Brian Dozier

His improvement from 2012 to 2013 was a welcome sight, and if he can continue improving as he enters his logical peak years, then Minnesota might have an asset at second base. Between his 18 home runs and his .278 BABIP, you've got to imagine that there is a possibility of some improvement available.

Phil Hughes & Ricky Nolasco

Forever tied as the pair of arms that Minnesota brought in to prop up an ailing rotation, Hughes and Nolasco have the unenviable position of trying to A) stay healthy and B) be productive. For Nolasco, that seems to be a fairly easy task; he pitched 199 innings between Miami and Los Angeles last season, and will slot in as the team's #1.

Hughes, on the other hand, hasn't been particularly effective over the last season and a half, while dealing with some injury concerns. He does do what Minnesota likes, which is throw strikes and not walk people. And as long as he is healthy, he is likely to be better than whatever Minnesota has at the ready to throw in his place.

Byron Buxton, et al.

The Twins have Baseball America's Top prospect in the system a breath away from being ready to contribute, an immortal taking the human form of Byron Buxton. He could be a key factor in contributing to an improved second half for Minnesota.

Likewise, Alex Meyer could be in for a late-season cup of java if he continues to show the dominance that he did at AA last season, striking out 10.80 batters per nine innings.


I won't sugar coat it for you; it's not good. It might not even be average. There's a lot of hope in Minnesota's future, but most of it lies beyond the 2014 season. Be patient and look for signs of improvement, health, and things you can build on.

In Order To Win The Division...

Justin Verlander, Anibal Sanchez, Max Scherzer, Miguel Cabrera, James Shields, Eric Hosmer, Alex Gordon, Carlos Santana, Justin Masterson, Nick Swisher, and about a dozen other players would need to be injured and/or suspended for a majority of the season. We're talking 60-day DL stints followed by 50-game violations tacked on at the end.

The Likely Result

Some improvement in the pitching staff occurs with Nolasco and Hughes in the mix.
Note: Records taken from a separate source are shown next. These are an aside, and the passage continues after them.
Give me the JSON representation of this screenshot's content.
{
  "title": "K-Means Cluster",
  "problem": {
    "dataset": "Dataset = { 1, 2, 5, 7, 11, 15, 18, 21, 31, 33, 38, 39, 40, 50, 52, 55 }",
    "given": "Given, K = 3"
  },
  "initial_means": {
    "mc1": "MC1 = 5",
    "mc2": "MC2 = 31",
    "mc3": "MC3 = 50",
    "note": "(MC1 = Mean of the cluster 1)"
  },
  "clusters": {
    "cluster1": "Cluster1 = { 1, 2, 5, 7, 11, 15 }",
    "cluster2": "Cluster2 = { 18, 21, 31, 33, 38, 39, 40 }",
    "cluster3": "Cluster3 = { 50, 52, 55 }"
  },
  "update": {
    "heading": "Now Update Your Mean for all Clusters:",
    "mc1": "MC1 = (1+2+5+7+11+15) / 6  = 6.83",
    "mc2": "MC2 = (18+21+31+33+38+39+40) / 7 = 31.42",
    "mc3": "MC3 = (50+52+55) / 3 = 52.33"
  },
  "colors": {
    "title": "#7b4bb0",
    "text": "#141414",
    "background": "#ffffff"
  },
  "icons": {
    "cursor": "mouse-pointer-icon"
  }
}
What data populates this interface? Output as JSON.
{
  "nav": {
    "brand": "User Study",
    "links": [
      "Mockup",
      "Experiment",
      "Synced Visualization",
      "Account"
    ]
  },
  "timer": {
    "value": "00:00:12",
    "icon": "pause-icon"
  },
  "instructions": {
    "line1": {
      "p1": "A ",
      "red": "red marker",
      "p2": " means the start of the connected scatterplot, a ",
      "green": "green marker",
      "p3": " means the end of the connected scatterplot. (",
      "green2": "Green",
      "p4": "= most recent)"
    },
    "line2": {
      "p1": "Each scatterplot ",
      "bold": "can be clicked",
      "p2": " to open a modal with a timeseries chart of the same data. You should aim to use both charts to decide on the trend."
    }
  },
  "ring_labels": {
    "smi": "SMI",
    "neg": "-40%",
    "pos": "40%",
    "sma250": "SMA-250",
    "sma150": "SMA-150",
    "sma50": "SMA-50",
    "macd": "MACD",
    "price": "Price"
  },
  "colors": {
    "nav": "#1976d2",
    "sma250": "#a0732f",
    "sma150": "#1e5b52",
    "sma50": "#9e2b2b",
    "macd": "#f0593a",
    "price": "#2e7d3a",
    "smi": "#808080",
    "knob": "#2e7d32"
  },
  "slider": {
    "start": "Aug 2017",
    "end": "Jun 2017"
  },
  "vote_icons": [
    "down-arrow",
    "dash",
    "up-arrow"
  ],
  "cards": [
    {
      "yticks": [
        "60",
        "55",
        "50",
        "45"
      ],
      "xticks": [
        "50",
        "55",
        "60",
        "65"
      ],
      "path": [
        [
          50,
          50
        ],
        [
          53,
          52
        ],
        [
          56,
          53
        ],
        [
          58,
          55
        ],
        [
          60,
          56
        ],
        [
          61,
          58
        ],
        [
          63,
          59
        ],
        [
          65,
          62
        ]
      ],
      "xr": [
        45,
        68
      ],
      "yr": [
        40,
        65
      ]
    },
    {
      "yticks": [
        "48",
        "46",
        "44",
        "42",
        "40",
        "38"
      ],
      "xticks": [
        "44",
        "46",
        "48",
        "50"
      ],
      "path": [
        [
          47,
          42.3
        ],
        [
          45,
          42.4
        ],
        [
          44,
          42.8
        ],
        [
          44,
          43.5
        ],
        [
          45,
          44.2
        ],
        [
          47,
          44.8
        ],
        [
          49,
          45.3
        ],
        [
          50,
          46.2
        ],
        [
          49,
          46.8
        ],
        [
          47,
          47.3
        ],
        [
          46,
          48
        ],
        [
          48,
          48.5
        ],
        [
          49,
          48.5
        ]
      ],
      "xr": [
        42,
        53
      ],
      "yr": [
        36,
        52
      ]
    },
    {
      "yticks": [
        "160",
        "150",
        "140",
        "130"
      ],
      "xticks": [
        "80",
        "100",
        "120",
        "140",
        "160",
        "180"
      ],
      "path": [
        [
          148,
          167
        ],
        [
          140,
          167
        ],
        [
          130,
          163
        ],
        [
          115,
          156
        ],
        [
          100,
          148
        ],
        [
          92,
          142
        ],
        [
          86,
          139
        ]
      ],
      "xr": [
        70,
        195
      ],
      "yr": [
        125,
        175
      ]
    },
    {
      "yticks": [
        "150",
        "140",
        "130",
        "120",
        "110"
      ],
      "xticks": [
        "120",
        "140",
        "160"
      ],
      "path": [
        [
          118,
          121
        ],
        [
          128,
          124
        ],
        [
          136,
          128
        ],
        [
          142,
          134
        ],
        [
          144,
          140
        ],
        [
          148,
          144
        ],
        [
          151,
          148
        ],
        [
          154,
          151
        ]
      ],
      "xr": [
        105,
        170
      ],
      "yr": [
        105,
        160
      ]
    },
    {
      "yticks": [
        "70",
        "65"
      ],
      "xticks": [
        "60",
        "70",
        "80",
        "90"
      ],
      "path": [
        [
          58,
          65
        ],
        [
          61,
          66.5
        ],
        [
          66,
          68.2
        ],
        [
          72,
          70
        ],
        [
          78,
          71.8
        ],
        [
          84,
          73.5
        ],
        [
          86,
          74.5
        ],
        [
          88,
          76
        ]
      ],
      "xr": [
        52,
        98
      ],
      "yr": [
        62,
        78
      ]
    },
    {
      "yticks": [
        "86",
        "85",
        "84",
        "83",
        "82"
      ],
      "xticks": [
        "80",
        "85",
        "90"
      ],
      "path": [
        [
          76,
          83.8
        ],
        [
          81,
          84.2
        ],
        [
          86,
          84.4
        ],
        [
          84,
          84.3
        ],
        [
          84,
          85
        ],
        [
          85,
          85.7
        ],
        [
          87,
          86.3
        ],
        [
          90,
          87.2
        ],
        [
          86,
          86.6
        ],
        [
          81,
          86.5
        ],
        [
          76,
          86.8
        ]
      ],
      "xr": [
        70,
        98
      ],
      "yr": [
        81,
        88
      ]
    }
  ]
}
Additionally, Mauer's health steadies out and some prospects make a late-season impact to get the Twins above 70 wins.

Editor's Note: This story was amended 3/20/14 3:52 EST to account for Miguel Sano's season-ending injury that happened basically a month ago.